The time of the trolls

Worse, the internet was no longer the same thing for every user, as it its creators had intended it to be. Because of the hierarchical concept of online ratings, a post or video published by a big corporation or government gets more views in social media than a post by an ordinary user. The traditional concept of public trust, based on the authority and reputation, was thrown out of the window. Instead, tech giants run by CEOs with engineering backgrounds introduced a new concept of trust, based on something they had been taught to believe in – digits and numbers. The more clicks, hits and views you get, the higher the position you receive in the rating – and the more users would see your content.

In western countries, this new concept of public trust was counterbalanced by traditional media. But in Russia, the populace was completely defenseless. Trust in the traditional media had broken down too many years ago. Unable to check the authenticity of the emotional messages pumped at them online, ordinary Russian users not only consumed the message – they began sharing it. At this moment, at the latest, it had become clear that online political participation by ordinary citizens could have a devastating effect. Fake news (always emotional), smear campaigns, and crazy conspiracy theories flooded social media. Given the number of people sharing them, they became prominent enough to be reported by traditional media. At least one person who found a way to use it became president of the United States.

The global platforms were caught off guard. Their concept of trust was based on numbers of hits, views and clicks. They hadn’t envisioned that thousands of legit online users would post and share disinformation. What we’ve seen since then – above all revelations of Russia’s use of Facebook to manipulate public opinion during election campaigns in the US and Europe – is a painful manifestation of the complexity of the phenomenon. The investigation into Russian meddling in the U.S. presidential election showed that trolling was never completely dependent on a technology like bots, nor that it was predominantly about Kremlin employees sitting somewhere in Russia manufacturing anti-Clinton propaganda. Rather, it was ordinary Americans and Europeans that were sharing the messages launched by trolls, and often posting them themselves (messages Russian trolls then went and promoted).

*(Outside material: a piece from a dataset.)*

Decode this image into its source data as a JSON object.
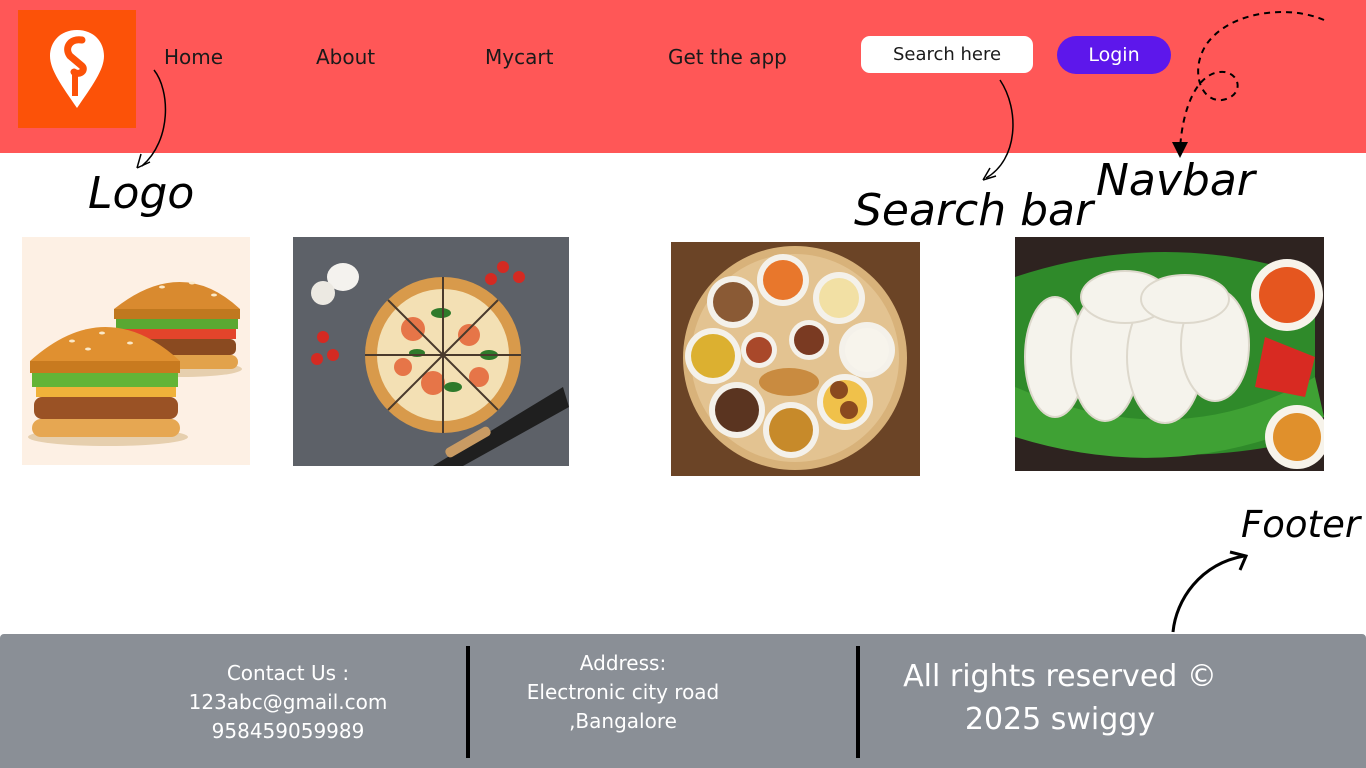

According to Robert Mueller’s indictment, Russia’s trolling operation in the US in 2016 had a monthly budget of only $1.25 million and even at its peak employed only around 80 people.(1) And yet, it was highly effective: Facebook testified that about 126 million Facebook users had seen Russian-linked content.(2) Which means that many people shared this content independently. Some attempts were made to fix the problem. In January 2018, Facebook began prioritizing ‘trustworthy’ news outlets on its stream of social media posts, in order to combat ‘sensationalism’ and ‘misinformation’.(3)

But the concept of public trust is so badly damaged that such attempts are unlikely to become a game changer. For one thing, who these days would trust Facebook to be sufficiently honest, sophisticated and transparent to prioritize news outlets correctly? And why should one delegate the decision on the prioritization of news and news outlets to Facebook? Most importantly, this method cannot deal with the question of what to do when millions of people suddenly start sharing something that is fake or offensive. The vox populi cannot be ignored or banned, even the ugly part of it; and in the brave new world, it cannot be removed from the internet for purely technical reasons.

1. Alexis C. Madrigal, “Russia’s Troll Operation Was Not That Sophisticated,” The Atlantic, 19 February 2018

2. Mike Isaac and Daisuke Wakabayashi, “Russian Influence Reached 126 Million Through Facebook Alone,” New York Times, 30 October 2017

3. Reuters, “Facebook to prioritize ‘high quality’, trustworthy news, Zuckerberg says,” Guardian, 19 January 2018

— Read more in Andrei Soldatov, “Paradoxes of participation: Democracy and the internet in Russia 1991–2018,” Eurozine (11 December 2018)